§ 2560 “If you knew the gift of God!” (John 4:10a). The wonder of prayer is revealed beside the well where we come seeking water: there, Christ comes to meet every human being. It is He who first seeks us and asks us for a drink. Jesus thirsts; His asking arises from the depths of God’s desire for us. Whether we realize it or not, prayer is the encounter of God’s thirst with ours. God thirsts that we may thirst for Him (cf. DDQ 64, 4: PL 40, 56).
§ 2561 “You would have asked him, and he would have given you living water” (Jn 4:10b). Paradoxically [Ironically], our prayer of petition is a response to the plea of the Living God: “They have forsaken me, the fountain of living waters, and hewn out cisterns for themselves, broken cisterns that can hold no water!” (Jeremiah 2:13). Prayer is the response of faith to the free promise of salvation and also a response of love to the thirst of the Only Son of God (cf. Jn 7:37–39; 19:28; Isaiah 12:3; 51:1; Zechariah 12:10; 13:1).
Tomorrow – Prayer as covenant

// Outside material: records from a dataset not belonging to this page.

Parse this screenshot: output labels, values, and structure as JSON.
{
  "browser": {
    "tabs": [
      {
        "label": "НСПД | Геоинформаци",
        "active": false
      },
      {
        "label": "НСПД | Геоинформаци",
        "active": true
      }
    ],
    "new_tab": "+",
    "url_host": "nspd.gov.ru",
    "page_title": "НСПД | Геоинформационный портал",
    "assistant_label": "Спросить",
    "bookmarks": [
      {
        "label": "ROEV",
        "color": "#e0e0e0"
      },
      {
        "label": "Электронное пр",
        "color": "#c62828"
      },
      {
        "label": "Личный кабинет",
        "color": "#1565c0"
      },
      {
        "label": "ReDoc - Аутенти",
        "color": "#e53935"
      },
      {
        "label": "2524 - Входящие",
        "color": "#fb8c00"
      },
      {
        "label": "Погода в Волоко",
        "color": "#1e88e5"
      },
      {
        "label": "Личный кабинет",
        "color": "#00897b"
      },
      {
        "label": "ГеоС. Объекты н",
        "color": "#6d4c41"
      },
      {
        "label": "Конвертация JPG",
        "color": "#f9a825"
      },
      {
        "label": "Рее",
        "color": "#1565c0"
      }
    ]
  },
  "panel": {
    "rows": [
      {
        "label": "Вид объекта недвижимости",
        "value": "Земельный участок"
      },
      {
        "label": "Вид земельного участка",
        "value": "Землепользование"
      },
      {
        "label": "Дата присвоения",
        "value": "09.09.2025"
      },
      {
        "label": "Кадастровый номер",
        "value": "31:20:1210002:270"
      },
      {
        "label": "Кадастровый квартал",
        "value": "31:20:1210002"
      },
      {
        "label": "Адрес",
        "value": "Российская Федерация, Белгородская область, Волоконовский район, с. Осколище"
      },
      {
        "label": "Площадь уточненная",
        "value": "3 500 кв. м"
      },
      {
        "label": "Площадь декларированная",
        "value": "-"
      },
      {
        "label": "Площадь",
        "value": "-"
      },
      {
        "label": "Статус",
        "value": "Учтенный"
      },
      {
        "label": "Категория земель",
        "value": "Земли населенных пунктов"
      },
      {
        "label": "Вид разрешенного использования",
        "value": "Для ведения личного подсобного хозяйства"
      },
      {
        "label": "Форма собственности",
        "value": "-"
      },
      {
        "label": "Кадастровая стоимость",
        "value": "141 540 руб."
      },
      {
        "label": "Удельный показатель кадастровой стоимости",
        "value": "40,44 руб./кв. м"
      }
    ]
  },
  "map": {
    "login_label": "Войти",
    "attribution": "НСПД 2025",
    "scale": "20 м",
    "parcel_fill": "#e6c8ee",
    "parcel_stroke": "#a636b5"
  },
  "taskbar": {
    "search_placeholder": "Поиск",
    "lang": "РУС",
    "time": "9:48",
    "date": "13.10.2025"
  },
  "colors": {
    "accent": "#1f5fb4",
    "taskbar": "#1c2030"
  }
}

(Part IV, Section 1 – to be continued)
[Editor’s Note: The abbreviations in today’s posting are noted below.]
- “cf.” – “confer [compare or refer to]”
- “DDQ” – St. Augustine, “De Diversis Quaestionibus Octoginta Tribus [Eighty-Three Diverse Questions]”
- “DFO” – St. John Damascene, “De Fide Orthodoxa [Exposition of the Orthodox Faith]”
- “MA” – St. Thérèse of Lisieux, “Manuscrits Autobiographiques [Autobiographical Manuscripts]”
- “PG” – “Patrologia Graeca [Greek Patrology]”, an enormous collection of writings of the Church Fathers and other ecclesiastical writers in the Greek language published by J. P. Migne, (Paris, 1857‑1866 A.D.)
- “PL” – “Patrologia Latina [Latin Patrology]”, an enormous collection of writings of the Church Fathers and other ecclesiastical writers in the Latin language published by J. P. Migne, (Paris, 1841‑1855 A.D.)